Leaders at the Schaumburg, Ill.- and Washington, D.C.-based American Society of Anesthesiologists (ASA) were highly critical of the proposed physician fee schedule. In a lengthy press release posted to the association’s website under the headline, “Broken Medicare System Results in CMS Proposing Reduced Physician Payments in 2024,” they stated that, “On July 13, 2023, the Centers for Medicare & Medicaid Services (CMS) released its Calendar Year (CY) 2024 Medicare Physician Fee Schedule (PFS) proposed rule, (PDF) which includes proposals related to Medicare physician payment and the Quality Payment Program (QPP). Within the fee schedule, CMS proposed Medicare payment cuts to the Anesthesia Conversion Factor that will only compound the financial strain that anesthesia groups are already facing. The proposed rule has a 60-day comment period. Final regulations will be issued on or around November 1 and unless otherwise noted, policies will be effective on January 1, 2024.”
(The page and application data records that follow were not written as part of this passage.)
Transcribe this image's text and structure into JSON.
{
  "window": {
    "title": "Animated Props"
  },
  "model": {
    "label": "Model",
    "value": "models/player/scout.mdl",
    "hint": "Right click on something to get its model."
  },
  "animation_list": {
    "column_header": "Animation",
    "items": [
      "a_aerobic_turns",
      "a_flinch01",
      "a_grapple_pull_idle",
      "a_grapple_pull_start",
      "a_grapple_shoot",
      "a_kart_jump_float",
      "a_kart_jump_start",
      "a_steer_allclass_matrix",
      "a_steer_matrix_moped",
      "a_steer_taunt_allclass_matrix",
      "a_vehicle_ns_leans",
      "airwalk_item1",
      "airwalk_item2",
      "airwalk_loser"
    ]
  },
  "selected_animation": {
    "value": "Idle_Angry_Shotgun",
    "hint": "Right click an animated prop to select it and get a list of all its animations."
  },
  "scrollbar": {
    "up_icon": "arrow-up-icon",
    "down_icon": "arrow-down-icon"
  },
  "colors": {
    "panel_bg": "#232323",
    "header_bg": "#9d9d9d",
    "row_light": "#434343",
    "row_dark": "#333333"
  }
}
The ASA’s press release went into considerable detail explaining the impacts on anesthesiologists, with several paragraphs of figures and charts, noting that “ASA opposes these additional Medicare payment cuts included in the CY 2024 PFS proposed rule. The proposed rule underscores how the Medicare payment system is broken, especially during a time when anesthesia groups are faced with continued inflation pressures. ASA has already launched an initiative to engage legislative stakeholders and regulatory agencies to minimize and reverse these cuts that negatively impact anesthesiologists.”
Further, ASA leaders stated, “Anesthesiologists continue to face financial pressures beyond these reductions. Medicare payments, including physician services, are also subject to across-the-board cuts due to federal budget rules. Last year, Congress passed legislation that defers until 2025 cuts of 4% that were otherwise scheduled to be implemented in 2022. Mandated by the “Pay-As-You-Go Act of 2010,” these cuts were meant to offset increases in the federal deficit. Although this legislation provided a 1.25% update to the conversion factor for CY 2024, this is less than the 2.5% update Congress approved for CY 2023. ASA is committed to advocating for changes to the broken Medicare payment system and ensure that anesthesiologists and pain medicine physicians are paid fairly,” the ASA statement concluded. “ASA has supported an inflation adjustment to Medicare payments to allow for the compensation of our physicians and other clinicians to match rising cost of living across the country.”
ASTRO leaders see cuts to radiation therapy services hitting patient access
Leaders at the Arlington, Va.-based American Society for Radiation Oncology (ASTRO) were equally critical, issuing a statement attributed to Geraldine M. Jacobson, M.D., chair of the association’s board of directors. Dr. Jacobson stated, “Another year brings another round of cuts to radiation therapy services for people with cancer under the proposed Medicare fee schedule. ASTRO is disappointed that CMS once again undervalues the impact of radiation oncology and intends to cut reimbursement by an additional 2 percent in 2024 for this essential cornerstone of cancer care. Medicare spends less on all radiation therapy services than it does on just three top cancer drugs, although radiation is utilized by twice as many beneficiaries. Despite this outsized value, CMS has cut radiation oncology physician fee schedule payments by over 20 percent in the last decade – more than nearly all other physician specialties.”
Jacobson went on in the statement to say that “The ongoing cuts to radiation oncology reimbursement, coupled with broader cuts to Medicare services, threaten to decrease patients' ability to receive vital, high-value cancer care close to home by driving practice consolidation and undermining the viability of smaller practices. These cuts also underscore the need for long-term, overarching reimbursement reform that will ensure patients can access the care they need.” She went on to note that ASTRO has created “The ASTRO-proposed Radiation Oncology Case Rate (ROCR) program [which] represents a legislative initiative to reverse disastrous Medicare payment trends that are expected to continue. ASTRO believes ROCR represents the best chance to secure long-term rate stability and continue to deliver cutting-edge care to our patients close to home.”